Moving into the 60s and 70s, we observed the tone of the films changing, with a distinct lack of humour in contrast to some of the wartime era films. The hard-hitting film ‘The Sewing Machine’ (1973), focuses on road safety for children and has a very sombre, fairly horrific tone compared with earlier films. Across the selection of films from this period we see an increasing focus on the safety of children and films aimed at children.

One noticeable difference from the 1940s and 50s films is the in this period the films don’t often offer practical advice – in many cases simply saying ‘don’t do that’ rather than ‘if this happens, do this’.

It’s not all doom and gloom though, the ‘Charley Says’ series portrays a cartoon cat giving safety lessons to a young boy, aimed at raising awareness among children of household and neighbourhood hazards like fire and scalding. This series is notably lighthearted and amusing, especially when compared with the much darker, live-action films.

Films of the 1980s
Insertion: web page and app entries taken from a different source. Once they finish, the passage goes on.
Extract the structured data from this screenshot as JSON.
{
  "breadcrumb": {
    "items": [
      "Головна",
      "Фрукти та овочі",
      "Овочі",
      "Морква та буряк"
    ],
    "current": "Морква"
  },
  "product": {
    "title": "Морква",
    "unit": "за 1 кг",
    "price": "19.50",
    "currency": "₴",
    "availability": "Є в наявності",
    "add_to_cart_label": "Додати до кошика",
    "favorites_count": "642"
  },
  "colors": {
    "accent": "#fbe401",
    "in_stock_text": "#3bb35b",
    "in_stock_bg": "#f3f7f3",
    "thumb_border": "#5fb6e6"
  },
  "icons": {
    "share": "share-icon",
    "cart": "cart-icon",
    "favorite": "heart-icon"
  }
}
The AIDS awareness films of the 1980s, such as ‘Monolith’ and ‘Iceberg’ (both 1985), can be seen as a return to the 1940s and 50s films in the way that they are raising awareness of basic information which would have been new to the audience at the time. However, the tone is very dark and aimed to instil fear – as well as using terms which modern public awareness campaigns would not use, for example ‘infected persons’ and ‘catching AIDS’.

At the end of both films, again, not much practical information is given beyond ‘protect yourself’. The audience is shown and instructed to read a leaflet for further information, however it’s not overtly stated where you can obtain one (the memorable John Hurt voiceover simply states ‘read this leaflet when it arrives’). This is a noticeable difference from modern campaigns which tend to explicitly give the audience instructions for accessing further information – for example telephone helplines, campaign websites, and Twitter handles and hashtags.

The films in the collection are enjoyable to watch as a bit of a journey into the past age of public information provision and also useful as tools to encourage people to think about how information can be shared – the films provide examples of what is especially effective and also what might be less effective in engaging your audience. I’d encourage anyone working in communications, particularly in public health, to browse the archive and see what lessons you can learn to help you provide clear, engaging messages to the public.


About the author

Sheena Fletcher Digital Communications Officer


Sheena was the Centre's Digital Comms Officer from 2012-22 and was responsible for management and development of the Centre's websites and social media. 

Sheena also designed infographics and animations to help promote key findings and increase the accessibility of the Centre's research.

Read all articles by Sheena Fletcher